* **Website and app data records**:
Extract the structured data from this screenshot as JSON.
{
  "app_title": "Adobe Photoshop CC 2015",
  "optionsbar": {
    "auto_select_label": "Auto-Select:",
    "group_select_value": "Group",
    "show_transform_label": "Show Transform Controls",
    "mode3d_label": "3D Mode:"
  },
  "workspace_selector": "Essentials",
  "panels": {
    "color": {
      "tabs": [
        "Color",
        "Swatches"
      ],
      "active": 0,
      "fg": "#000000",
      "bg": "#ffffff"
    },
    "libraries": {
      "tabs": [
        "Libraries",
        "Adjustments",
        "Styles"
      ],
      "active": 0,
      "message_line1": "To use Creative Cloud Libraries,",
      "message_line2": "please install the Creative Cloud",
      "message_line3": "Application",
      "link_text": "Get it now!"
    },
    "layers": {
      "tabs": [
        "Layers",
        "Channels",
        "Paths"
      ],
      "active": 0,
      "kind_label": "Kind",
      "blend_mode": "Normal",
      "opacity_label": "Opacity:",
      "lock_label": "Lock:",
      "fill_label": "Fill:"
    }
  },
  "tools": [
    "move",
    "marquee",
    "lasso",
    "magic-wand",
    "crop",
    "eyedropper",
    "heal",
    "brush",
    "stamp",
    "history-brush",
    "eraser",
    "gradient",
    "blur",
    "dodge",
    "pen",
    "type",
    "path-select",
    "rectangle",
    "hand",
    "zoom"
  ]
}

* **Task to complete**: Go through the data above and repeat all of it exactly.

* **Your solution**:
Extract the structured data from this screenshot as JSON.
{
  "app_title": "Adobe Photoshop CC 2015",
  "optionsbar": {
    "auto_select_label": "Auto-Select:",
    "group_select_value": "Group",
    "show_transform_label": "Show Transform Controls",
    "mode3d_label": "3D Mode:"
  },
  "workspace_selector": "Essentials",
  "panels": {
    "color": {
      "tabs": [
        "Color",
        "Swatches"
      ],
      "active": 0,
      "fg": "#000000",
      "bg": "#ffffff"
    },
    "libraries": {
      "tabs": [
        "Libraries",
        "Adjustments",
        "Styles"
      ],
      "active": 0,
      "message_line1": "To use Creative Cloud Libraries,",
      "message_line2": "please install the Creative Cloud",
      "message_line3": "Application",
      "link_text": "Get it now!"
    },
    "layers": {
      "tabs": [
        "Layers",
        "Channels",
        "Paths"
      ],
      "active": 0,
      "kind_label": "Kind",
      "blend_mode": "Normal",
      "opacity_label": "Opacity:",
      "lock_label": "Lock:",
      "fill_label": "Fill:"
    }
  },
  "tools": [
    "move",
    "marquee",
    "lasso",
    "magic-wand",
    "crop",
    "eyedropper",
    "heal",
    "brush",
    "stamp",
    "history-brush",
    "eraser",
    "gradient",
    "blur",
    "dodge",
    "pen",
    "type",
    "path-select",
    "rectangle",
    "hand",
    "zoom"
  ]
}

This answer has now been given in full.